Opt In Image
Join our growing list of over 100,000 homeschoolers who LOVE free stuff!

Sign up to receive emails that include deals, sales, and free offers for homeschoolers.

We value your privacy and promise never to send you spam. You can unsubscribe at anytime. 

View our Privacy Policy for more information on how we process your data.

NOTE: If you are already a subscriber, you can find subscriber perks and downloads links in our Monday & Wednesday newsletters.

Similar Posts You Might Like:

Need An Affordable Approach to Learning?
Save time, money and stress with our award-winning online homeschool curriculum!

50+ Water Balloon Games for Kids

Keep this awesome list of over 50 fun water balloon games handy this summer. Your kids will love them. You can use any one of these fun water balloon activities for end of the year class parties, family reunions, backyard games, and good old summer fun. The list includes easy…

5 Important Things to Know Before Your First Camping Trip

If you are planning a camping trip for the first time, read this post for 5 important tips that will help prepare you. If you are like me, you will wish you have read this. I went camping this year, for the first time. It was a mess. Luckily, we…

Decluttering: Where to Start When You’re Drowning in Clutter

You may have settled into your school year, but is your home back into its usual routine as well? We have been back to school for two weeks at my house. Now that I have that area mentally cinched up,  I am ready to tackle some of the resulting disorganization…

Cast Iron Skillets: Tips, Tricks, and How-To’s

Have you considered using Cast Iron Cookware in your home? About 7 years ago I really started to research more healthy, natural alternatives for my family. I had no idea what I was going to learn about when I started my initial research. It was overwhelming to say the least!…

Homemade “Shout” Stain Remover

I am a stain magnet, and because of it, I try to never spend more than $7 on a shirt. It's just a matter of time before that shirt is going in the rag bin! Yes, I have heard of Tide Pens. I go through those things like crazy. Laundry…

DIY Homemade Bug Bite Relief Stick

Bug bites - while they are pesky to some people, they are positively traumatic for others! There are medical hypotheses that state reasons why some unfortunate folks attract mosquitoes more than others, but the simple reality is that if you've been bitten, you need relief! Since the bug bite relief is…

FREE Printable Yard Sale Checklist

Raise your hand if you've got a house full of junk, um...I mean treasures, that you have got to get rid of! Let this free, printable Yard Sale Checklist help you get things started! It begins two to four weeks before the actual sale and walks you through the process. Summertime…

Cooking With Kids: 5 Ways Cooking Can be a Lesson in Hospitality

This is the fourth post in our Cooking With Kids Series!When you teach your children how to cook in a loving and patient environment you are giving them more than just life skills. You aren't just teaching them to prepare a meal so you don't have to, or to make…

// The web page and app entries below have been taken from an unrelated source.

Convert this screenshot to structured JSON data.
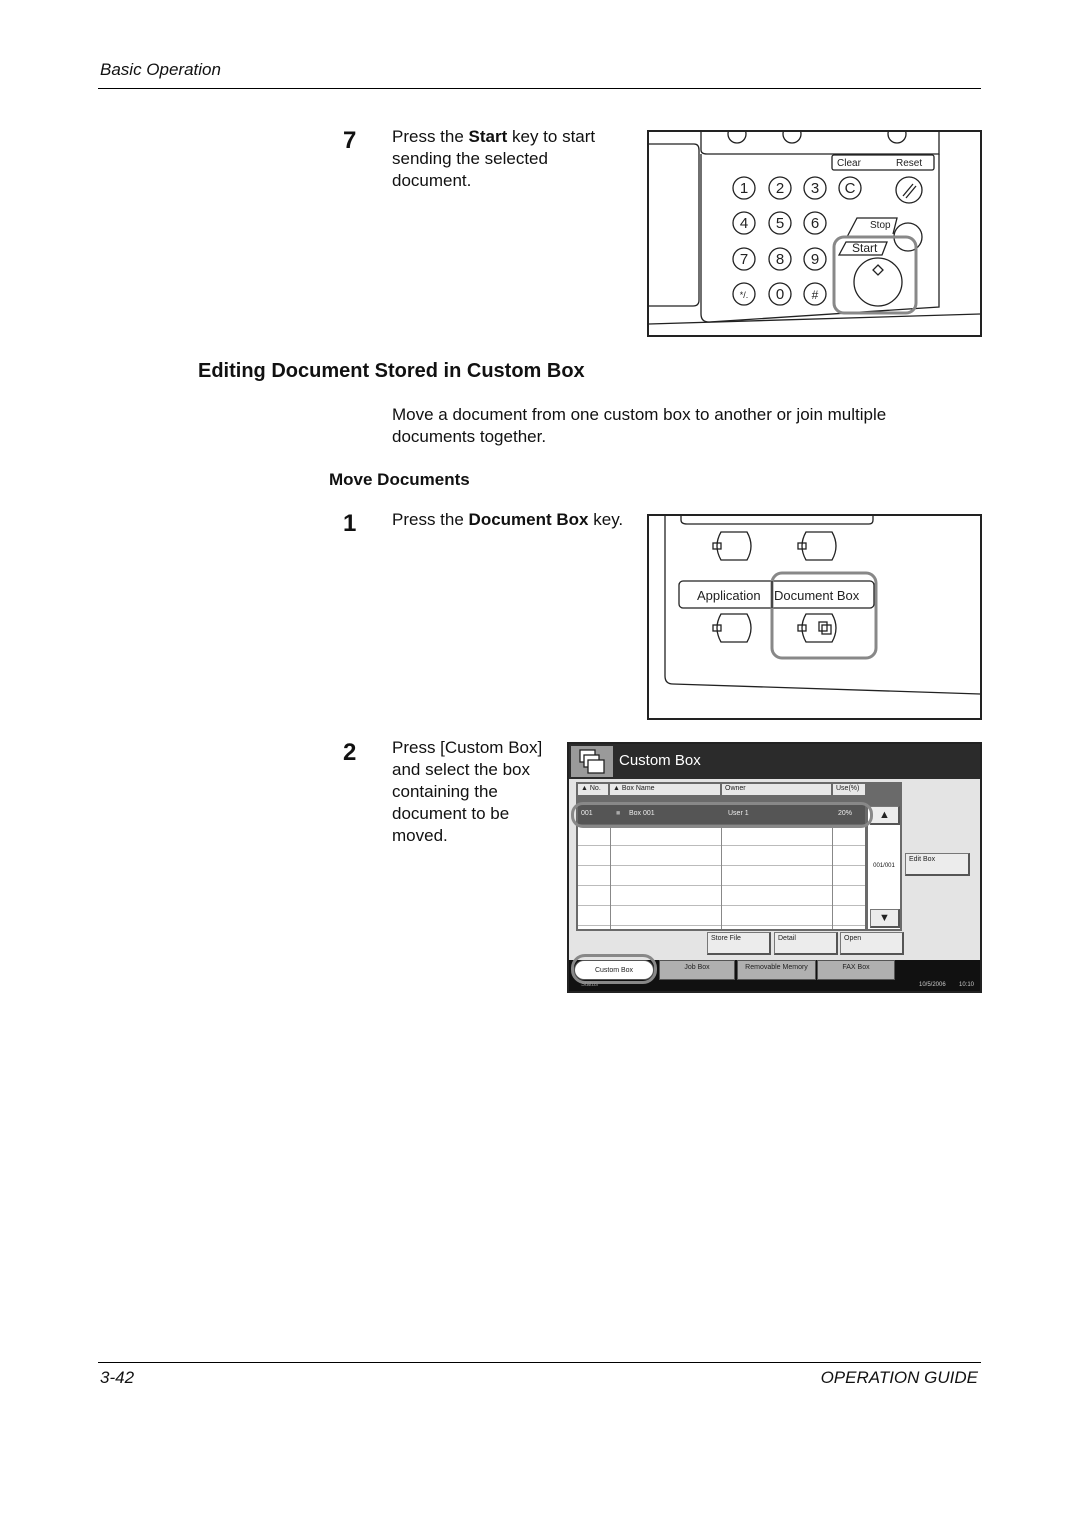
{
  "header": {
    "section": "Basic Operation"
  },
  "step7": {
    "number": "7",
    "text_pre": "Press the ",
    "text_bold": "Start",
    "text_post": " key to start",
    "line2": "sending the selected",
    "line3": "document."
  },
  "keypad": {
    "clear": "Clear",
    "reset": "Reset",
    "stop": "Stop",
    "start": "Start",
    "keys": [
      "1",
      "2",
      "3",
      "C",
      "4",
      "5",
      "6",
      "7",
      "8",
      "9",
      "*/.",
      "0",
      "#"
    ]
  },
  "heading": "Editing Document Stored in Custom Box",
  "intro": {
    "line1": "Move a document from one custom box to another or join multiple",
    "line2": "documents together."
  },
  "subheading": "Move Documents",
  "step1": {
    "number": "1",
    "text_pre": "Press the ",
    "text_bold": "Document Box",
    "text_post": " key."
  },
  "panel": {
    "application": "Application",
    "document_box": "Document Box"
  },
  "step2": {
    "number": "2",
    "lines": [
      "Press [Custom Box]",
      "and select the box",
      "containing the",
      "document to be",
      "moved."
    ]
  },
  "screen": {
    "title": "Custom Box",
    "columns": [
      "No.",
      "Box Name",
      "Owner",
      "Use(%)"
    ],
    "rows": [
      {
        "no": "001",
        "name": "Box 001",
        "owner": "User 1",
        "use": "20%"
      }
    ],
    "page": "001/001",
    "buttons": {
      "edit_box": "Edit Box",
      "store_file": "Store File",
      "detail": "Detail",
      "open": "Open"
    },
    "tabs": [
      "Custom Box",
      "Job Box",
      "Removable Memory",
      "FAX Box"
    ],
    "status": "Status",
    "date": "10/5/2006",
    "time": "10:10"
  },
  "footer": {
    "page": "3-42",
    "guide": "OPERATION GUIDE"
  }
}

How to Embrace (and Love) a Cleaning Routine

Learn how to embrace (and maybe even love) a cleaning routine  with these 4 tasks you should do every day and a weekly cleaning routine that works. This post from Becky of Clean Mama shares little things to do around the house every day that can make a big difference in…

Free weekly meal planning printables

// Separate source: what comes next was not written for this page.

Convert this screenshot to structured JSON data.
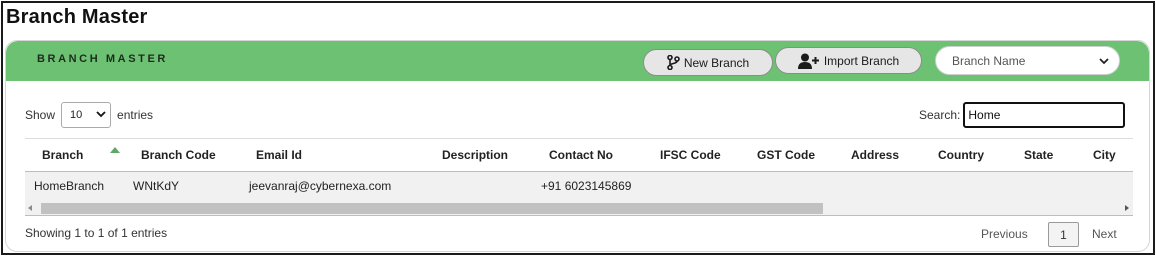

Planning meals ahead can help busy moms stay ahead of the game and ensure that her family is fed on time! A mother's day is full and busy, and sometimes planning meals can be forgotten. These free meal planning printables can help you plan your meals ahead of time and…


Notebooking Pages Free Resources